***** Available data
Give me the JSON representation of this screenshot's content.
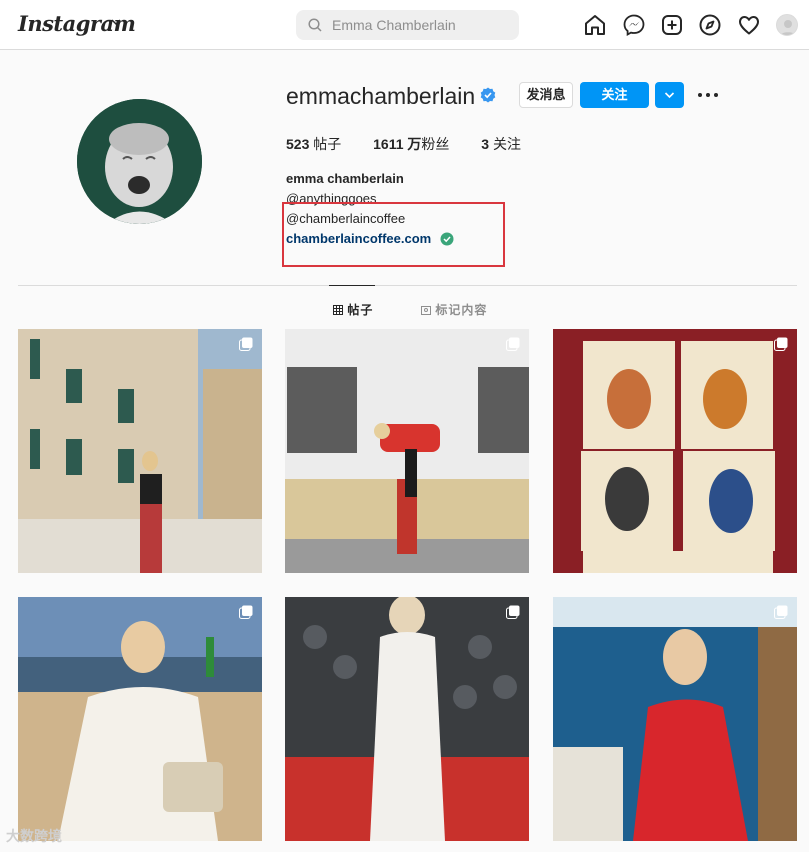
{
  "header": {
    "logo": "Instagram",
    "search_placeholder": "Emma Chamberlain"
  },
  "profile": {
    "username": "emmachamberlain",
    "message_button": "发消息",
    "follow_button": "关注",
    "stats": {
      "posts_count": "523",
      "posts_label": "帖子",
      "followers_count": "1611 万",
      "followers_label": "粉丝",
      "following_count": "3",
      "following_label": "关注"
    },
    "bio": {
      "name": "emma chamberlain",
      "line1": "@anythinggoes",
      "line2": "@chamberlaincoffee",
      "link": "chamberlaincoffee.com"
    }
  },
  "tabs": {
    "posts": "帖子",
    "tagged": "标记内容"
  },
  "watermark": "大数跨境",
  "colors": {
    "accent": "#0095f6",
    "highlight_box": "#d9363e",
    "link": "#00376b",
    "verified": "#3897f0",
    "link_verified": "#3aa57a"
  },
  "icons": [
    "home-icon",
    "messenger-icon",
    "new-post-icon",
    "explore-icon",
    "heart-icon",
    "profile-avatar",
    "grid-icon",
    "tag-icon",
    "multi-post-icon"
  ]
}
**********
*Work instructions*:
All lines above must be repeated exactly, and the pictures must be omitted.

*Task solution*:
Give me the JSON representation of this screenshot's content.
{
  "header": {
    "logo": "Instagram",
    "search_placeholder": "Emma Chamberlain"
  },
  "profile": {
    "username": "emmachamberlain",
    "message_button": "发消息",
    "follow_button": "关注",
    "stats": {
      "posts_count": "523",
      "posts_label": "帖子",
      "followers_count": "1611 万",
      "followers_label": "粉丝",
      "following_count": "3",
      "following_label": "关注"
    },
    "bio": {
      "name": "emma chamberlain",
      "line1": "@anythinggoes",
      "line2": "@chamberlaincoffee",
      "link": "chamberlaincoffee.com"
    }
  },
  "tabs": {
    "posts": "帖子",
    "tagged": "标记内容"
  },
  "watermark": "大数跨境",
  "colors": {
    "accent": "#0095f6",
    "highlight_box": "#d9363e",
    "link": "#00376b",
    "verified": "#3897f0",
    "link_verified": "#3aa57a"
  },
  "icons": [
    "home-icon",
    "messenger-icon",
    "new-post-icon",
    "explore-icon",
    "heart-icon",
    "profile-avatar",
    "grid-icon",
    "tag-icon",
    "multi-post-icon"
  ]
}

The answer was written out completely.